A man I’d met the day before stands over me.
I’m lying on my floor and he jerks himself over me,
as tall as he is, he is miles away from me,
and I watch and close my eyes and open them
and lick my lips. The day before, I went home
with a man as old as my mother, and in his apartment
I enjoyed his good books and rich paint
and sucked and swallowed. He was still married
and my breasts felt good and my jeans were still on.
My cousin, you are in the hospital and your four boys
are in school and your husband doesn’t
know anything we know, how we
hate him on Mondays and love the nurses,
and hate the Tuesday nurses and love your husband,
and Wednesday mornings, when he looks
like a man bent and in love and walking
with care, I dream he stands above me,
taller than he is tall, in tight white slacks—
even you wouldn’t have used the word “slacks,”
though you were born in 1963 and could have.
Your four boys wear jeans or shorts or pants.
Your husband had a wife before you,
and other children; how should I know
if he ever called them slacks? In my dream
he stands over me, this man I never liked,
the one who starved your eyes, and I look
up at him, his crotch in my face. I turn away.
If his slacks hadn’t been white,
or it hadn’t been a dream,
I would have pressed my face into them
right into their heat and not thought twice,
and not thought of you, my love, my sweet cousin,
oldest in the family and the youngest to be sick,
news of your tumor, the trouble with night driving
and day driving and headaches suddenly explained.

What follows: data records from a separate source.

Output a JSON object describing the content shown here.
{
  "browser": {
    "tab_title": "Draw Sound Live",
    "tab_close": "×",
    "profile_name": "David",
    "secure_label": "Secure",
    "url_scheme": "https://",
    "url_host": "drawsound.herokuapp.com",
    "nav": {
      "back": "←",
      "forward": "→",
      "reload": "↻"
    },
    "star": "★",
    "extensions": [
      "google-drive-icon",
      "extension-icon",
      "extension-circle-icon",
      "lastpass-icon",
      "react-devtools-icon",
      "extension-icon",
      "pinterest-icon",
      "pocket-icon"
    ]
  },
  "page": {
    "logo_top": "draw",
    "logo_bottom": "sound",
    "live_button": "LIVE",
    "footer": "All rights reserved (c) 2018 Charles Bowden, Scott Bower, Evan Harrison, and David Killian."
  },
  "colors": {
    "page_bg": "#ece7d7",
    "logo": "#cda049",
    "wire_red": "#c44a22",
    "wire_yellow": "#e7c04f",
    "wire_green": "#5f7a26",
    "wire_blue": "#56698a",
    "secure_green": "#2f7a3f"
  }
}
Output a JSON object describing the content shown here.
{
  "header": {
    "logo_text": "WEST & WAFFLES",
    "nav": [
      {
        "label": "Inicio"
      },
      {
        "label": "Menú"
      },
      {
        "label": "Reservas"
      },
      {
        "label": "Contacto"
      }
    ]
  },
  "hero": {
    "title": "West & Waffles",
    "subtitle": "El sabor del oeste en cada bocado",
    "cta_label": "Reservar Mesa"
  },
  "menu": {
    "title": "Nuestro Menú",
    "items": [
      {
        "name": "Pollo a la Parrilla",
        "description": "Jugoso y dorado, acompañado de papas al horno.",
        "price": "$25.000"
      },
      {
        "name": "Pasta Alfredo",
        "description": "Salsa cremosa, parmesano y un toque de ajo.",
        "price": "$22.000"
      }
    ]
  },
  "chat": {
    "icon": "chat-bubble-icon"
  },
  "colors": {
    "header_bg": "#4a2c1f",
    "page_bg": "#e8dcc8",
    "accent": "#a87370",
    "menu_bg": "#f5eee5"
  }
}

A month before, in health and appetite, you talked
about getting a divorce from your husband
and moving from Long Island to North Carolina,
with plans as delicious as cherries.
Every day in the hospital, your mother gives
your husband lessons: how to feed you
and how to sit you up, how to talk to you,
how to wake you up. You had been famished,
waiting so long for someone to come
or someone to go, and you plotted the future
at your kitchen table with me. You bought land
in North Carolina and told us all, your eyes
rich with plot, and your mother talked
and talked and talked you out
of divorce and you stayed put.
Every day in the hospital, your mother
hates your husband. The lessons she doesn’t
give: how to charm nurses; how to display sorrow;
how to leave your children at home;
how to put one leg and then another leg
into a pair of pants and go. You stayed put.
If you open your eyes and if you speak
on a Thursday, and if you spoke,
how many sharp, funny things you say to the nurses,
your mother, my aunt, tells me. I lie on my floor
nights, your mother on the phone,
and she tells me you can’t tell the boys apart
and how one son is eating and the other
is starving, how one son stopped washing
and how one son bought you a necklace
your husband accidentally threw away
with your glasses and sneakers and bras
in the move from hospital to rehabilitation
to hospital to hospice. Like fruit left out,
I lie on the floor at night with anyone,
do anything they pick. I take their hunger.
I do not stay or wait or go.
—from Rattle #35, Summer 2011